* Exercise instructions *
Go through the records and report each line holding the string "time".

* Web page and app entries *

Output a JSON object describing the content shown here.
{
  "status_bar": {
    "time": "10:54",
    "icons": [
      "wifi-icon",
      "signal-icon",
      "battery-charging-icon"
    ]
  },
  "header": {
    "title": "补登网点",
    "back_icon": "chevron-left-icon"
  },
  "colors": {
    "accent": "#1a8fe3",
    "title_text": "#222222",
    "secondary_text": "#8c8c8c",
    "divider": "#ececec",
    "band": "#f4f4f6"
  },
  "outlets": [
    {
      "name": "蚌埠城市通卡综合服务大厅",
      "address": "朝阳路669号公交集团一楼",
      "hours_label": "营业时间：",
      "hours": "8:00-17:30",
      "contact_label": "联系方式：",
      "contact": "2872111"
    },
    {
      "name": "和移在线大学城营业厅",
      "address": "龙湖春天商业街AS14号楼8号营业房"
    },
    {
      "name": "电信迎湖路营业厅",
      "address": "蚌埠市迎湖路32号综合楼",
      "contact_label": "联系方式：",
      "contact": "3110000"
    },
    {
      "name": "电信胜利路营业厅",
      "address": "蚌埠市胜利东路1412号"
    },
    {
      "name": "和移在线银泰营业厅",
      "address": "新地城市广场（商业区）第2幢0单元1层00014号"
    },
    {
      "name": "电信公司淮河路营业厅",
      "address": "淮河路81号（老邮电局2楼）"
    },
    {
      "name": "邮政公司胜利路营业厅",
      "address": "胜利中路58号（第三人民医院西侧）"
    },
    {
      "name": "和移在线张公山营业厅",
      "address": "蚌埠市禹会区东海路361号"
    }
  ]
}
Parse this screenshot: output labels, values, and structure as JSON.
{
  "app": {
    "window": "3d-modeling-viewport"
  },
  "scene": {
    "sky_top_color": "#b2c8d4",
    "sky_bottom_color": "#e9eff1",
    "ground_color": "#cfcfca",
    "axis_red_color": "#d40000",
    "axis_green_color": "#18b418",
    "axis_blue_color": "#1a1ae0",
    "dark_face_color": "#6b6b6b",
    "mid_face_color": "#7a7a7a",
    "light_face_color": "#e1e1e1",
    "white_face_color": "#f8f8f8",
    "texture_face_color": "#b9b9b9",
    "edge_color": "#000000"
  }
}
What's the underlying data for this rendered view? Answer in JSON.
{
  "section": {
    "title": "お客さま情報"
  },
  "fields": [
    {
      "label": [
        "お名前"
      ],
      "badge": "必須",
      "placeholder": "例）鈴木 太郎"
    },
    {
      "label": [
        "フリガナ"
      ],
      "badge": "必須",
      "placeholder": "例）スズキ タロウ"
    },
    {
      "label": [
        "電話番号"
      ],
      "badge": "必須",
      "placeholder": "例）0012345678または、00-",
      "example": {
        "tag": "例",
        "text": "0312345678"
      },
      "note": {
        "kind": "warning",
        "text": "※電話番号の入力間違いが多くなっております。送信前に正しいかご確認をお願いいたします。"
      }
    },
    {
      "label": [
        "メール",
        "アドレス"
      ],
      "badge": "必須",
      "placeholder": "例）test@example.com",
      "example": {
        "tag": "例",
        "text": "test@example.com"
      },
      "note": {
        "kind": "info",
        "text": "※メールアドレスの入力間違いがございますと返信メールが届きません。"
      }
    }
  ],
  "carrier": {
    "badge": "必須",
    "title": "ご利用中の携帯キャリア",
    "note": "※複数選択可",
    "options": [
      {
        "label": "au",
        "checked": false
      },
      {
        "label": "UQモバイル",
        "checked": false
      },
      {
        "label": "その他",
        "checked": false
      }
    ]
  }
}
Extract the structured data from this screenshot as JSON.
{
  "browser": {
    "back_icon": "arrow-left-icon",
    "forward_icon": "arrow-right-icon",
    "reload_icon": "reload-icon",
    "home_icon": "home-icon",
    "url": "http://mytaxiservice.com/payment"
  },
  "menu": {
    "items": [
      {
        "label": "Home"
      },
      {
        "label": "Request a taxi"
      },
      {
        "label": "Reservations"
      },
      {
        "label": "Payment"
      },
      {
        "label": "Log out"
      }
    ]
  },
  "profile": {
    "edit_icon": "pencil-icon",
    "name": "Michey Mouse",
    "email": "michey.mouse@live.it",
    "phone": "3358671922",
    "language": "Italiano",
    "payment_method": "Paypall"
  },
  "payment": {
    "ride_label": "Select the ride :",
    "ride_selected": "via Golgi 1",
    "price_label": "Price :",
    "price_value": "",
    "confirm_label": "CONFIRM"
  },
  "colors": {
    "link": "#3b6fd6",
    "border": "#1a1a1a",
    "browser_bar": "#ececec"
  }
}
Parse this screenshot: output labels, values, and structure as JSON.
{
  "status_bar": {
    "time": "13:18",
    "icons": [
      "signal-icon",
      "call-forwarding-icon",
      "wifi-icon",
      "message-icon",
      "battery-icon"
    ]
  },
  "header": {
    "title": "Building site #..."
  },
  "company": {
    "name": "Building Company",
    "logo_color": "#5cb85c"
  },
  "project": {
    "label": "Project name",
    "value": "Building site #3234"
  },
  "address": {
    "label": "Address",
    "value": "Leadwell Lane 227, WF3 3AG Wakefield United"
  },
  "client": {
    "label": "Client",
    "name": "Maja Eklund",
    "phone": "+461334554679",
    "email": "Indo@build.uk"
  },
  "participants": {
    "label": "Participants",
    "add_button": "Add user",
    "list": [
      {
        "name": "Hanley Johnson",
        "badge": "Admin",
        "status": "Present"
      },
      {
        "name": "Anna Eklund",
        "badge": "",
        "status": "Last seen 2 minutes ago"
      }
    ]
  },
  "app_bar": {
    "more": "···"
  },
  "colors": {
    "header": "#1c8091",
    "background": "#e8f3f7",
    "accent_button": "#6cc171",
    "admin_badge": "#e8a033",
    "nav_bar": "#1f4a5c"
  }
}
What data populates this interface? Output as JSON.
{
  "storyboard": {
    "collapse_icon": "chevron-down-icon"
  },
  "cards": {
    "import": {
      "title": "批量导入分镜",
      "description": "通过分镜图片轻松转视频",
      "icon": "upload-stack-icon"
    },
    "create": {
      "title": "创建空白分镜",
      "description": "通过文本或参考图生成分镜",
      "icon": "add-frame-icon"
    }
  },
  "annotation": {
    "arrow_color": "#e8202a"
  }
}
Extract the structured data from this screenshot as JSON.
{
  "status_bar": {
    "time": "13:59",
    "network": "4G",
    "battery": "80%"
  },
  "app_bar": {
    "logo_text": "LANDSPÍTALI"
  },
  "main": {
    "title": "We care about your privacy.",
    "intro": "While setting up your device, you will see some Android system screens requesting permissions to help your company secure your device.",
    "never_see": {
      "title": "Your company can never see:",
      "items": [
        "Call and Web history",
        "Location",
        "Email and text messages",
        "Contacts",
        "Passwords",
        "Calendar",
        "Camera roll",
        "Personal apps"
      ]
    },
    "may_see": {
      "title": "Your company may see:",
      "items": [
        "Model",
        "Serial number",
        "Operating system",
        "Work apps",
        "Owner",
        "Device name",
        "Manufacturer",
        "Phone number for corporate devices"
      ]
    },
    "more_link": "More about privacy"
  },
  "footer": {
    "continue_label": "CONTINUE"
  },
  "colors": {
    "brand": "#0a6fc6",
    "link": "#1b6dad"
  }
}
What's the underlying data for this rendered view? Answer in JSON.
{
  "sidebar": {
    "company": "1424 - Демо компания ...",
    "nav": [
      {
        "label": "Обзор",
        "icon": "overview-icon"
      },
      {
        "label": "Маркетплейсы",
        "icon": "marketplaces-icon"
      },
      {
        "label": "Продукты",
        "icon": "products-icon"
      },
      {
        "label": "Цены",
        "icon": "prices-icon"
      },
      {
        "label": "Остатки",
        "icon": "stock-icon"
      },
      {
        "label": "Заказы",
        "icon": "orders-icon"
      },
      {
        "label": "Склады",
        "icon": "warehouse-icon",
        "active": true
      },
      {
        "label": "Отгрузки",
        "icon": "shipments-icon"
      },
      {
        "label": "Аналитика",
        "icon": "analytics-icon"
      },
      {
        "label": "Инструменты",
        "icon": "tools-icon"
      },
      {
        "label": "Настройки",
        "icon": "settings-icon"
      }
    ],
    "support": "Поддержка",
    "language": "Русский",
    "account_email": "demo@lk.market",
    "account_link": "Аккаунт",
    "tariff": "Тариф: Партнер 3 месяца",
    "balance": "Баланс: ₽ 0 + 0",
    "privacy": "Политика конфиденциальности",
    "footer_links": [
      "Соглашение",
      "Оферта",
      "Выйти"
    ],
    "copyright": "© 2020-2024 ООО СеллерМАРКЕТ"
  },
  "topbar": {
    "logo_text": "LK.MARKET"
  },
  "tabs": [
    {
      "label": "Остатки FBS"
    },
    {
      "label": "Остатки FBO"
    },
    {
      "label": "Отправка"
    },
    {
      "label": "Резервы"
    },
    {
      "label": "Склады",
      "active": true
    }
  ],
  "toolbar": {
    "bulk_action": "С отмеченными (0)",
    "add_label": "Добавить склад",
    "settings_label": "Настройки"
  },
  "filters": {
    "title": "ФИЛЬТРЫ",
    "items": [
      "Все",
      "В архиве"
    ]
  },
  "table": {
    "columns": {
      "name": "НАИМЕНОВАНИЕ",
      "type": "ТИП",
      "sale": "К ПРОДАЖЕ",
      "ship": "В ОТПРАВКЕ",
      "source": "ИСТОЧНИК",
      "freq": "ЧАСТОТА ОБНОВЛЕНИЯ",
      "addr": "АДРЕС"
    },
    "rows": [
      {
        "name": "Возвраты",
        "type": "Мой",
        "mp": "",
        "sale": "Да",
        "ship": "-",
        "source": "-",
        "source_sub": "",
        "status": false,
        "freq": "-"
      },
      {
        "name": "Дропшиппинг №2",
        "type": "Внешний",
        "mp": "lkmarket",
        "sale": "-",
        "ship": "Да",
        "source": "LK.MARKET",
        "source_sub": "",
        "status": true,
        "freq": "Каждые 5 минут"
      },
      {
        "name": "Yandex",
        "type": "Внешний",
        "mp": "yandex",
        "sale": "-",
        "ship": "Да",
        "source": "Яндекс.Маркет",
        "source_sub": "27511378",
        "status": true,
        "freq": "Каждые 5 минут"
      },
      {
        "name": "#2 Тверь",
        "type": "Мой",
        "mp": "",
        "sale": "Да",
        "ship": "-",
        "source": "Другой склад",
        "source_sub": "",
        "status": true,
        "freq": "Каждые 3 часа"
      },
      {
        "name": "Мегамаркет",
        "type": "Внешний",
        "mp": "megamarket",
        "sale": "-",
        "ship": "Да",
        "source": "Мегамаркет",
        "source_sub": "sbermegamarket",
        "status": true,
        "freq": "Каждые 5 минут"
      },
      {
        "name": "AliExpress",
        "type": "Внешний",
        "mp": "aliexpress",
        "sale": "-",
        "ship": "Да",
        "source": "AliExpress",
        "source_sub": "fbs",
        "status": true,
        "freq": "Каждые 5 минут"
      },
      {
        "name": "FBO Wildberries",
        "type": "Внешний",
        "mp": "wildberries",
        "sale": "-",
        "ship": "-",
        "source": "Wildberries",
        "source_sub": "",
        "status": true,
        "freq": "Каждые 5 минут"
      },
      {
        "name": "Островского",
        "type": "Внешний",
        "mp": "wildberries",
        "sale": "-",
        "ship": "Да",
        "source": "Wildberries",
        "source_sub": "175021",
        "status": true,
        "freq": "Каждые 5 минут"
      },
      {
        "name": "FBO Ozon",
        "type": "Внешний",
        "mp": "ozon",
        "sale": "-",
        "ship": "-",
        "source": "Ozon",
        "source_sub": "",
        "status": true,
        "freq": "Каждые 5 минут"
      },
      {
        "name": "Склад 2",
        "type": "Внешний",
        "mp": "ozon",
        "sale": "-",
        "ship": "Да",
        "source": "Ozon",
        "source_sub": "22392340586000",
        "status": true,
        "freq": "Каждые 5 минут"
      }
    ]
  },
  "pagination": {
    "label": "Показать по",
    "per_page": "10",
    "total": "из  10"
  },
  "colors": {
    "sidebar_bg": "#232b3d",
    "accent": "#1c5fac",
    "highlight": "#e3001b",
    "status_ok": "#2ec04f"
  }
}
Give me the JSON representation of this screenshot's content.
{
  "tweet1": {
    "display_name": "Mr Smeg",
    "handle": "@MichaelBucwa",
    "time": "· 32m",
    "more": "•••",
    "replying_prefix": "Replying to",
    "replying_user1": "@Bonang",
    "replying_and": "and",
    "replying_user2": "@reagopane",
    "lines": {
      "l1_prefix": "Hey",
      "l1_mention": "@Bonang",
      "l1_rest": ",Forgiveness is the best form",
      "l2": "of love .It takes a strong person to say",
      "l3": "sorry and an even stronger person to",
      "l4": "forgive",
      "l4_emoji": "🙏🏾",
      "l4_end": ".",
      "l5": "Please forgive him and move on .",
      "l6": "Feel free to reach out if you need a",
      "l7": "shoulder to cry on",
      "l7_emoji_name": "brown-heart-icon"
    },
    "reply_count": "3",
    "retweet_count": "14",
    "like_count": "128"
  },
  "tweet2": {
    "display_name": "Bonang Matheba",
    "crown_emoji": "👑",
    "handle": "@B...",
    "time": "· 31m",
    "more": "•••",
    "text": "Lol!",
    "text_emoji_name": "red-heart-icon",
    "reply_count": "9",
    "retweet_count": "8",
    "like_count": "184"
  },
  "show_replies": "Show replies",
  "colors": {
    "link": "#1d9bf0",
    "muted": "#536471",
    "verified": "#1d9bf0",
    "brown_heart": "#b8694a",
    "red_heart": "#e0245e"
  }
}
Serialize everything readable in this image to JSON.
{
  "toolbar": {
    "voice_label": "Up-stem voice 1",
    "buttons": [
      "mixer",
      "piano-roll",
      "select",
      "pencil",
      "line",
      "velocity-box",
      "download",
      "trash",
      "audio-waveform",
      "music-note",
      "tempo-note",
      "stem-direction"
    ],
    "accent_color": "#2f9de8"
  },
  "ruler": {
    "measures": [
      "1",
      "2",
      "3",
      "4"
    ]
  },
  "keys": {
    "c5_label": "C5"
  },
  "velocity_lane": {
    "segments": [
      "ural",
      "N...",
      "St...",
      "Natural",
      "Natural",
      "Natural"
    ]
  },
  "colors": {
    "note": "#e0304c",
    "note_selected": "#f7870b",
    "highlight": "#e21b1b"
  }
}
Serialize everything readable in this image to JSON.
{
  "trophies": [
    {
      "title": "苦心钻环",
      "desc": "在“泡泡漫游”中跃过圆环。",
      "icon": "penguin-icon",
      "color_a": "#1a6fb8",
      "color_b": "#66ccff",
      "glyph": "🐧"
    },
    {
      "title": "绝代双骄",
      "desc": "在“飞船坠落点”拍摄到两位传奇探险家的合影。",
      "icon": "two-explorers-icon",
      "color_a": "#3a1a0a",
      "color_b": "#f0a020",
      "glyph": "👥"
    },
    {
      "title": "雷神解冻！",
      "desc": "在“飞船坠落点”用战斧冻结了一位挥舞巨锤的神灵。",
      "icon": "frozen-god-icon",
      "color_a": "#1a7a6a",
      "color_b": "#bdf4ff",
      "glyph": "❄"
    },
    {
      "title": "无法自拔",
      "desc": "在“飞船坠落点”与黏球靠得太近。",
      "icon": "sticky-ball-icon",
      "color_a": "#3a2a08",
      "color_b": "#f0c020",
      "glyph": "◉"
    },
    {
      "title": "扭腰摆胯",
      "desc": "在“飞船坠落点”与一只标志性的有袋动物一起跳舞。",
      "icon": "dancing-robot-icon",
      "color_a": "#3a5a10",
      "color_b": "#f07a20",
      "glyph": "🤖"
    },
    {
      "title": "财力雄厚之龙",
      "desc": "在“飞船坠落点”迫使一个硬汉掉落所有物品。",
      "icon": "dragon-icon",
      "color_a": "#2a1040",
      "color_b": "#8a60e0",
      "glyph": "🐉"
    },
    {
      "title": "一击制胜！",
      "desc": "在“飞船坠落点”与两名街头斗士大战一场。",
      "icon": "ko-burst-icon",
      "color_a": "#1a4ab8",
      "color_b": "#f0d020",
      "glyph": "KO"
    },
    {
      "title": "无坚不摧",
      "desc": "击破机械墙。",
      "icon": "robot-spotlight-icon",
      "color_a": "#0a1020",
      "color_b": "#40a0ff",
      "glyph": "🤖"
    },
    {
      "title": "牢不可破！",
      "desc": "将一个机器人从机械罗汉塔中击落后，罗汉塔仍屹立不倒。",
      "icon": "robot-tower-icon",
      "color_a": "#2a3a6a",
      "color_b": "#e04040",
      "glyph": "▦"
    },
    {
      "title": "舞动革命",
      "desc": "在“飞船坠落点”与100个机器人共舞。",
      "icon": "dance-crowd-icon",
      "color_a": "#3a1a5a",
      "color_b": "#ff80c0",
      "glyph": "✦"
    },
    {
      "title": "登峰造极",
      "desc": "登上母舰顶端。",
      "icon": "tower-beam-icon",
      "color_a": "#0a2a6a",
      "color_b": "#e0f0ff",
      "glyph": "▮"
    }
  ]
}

* Task result *
    "time": "10:54",
    "time": "13:18",
    "time": "13:59",
    "time": "· 32m",
    "time": "· 31m",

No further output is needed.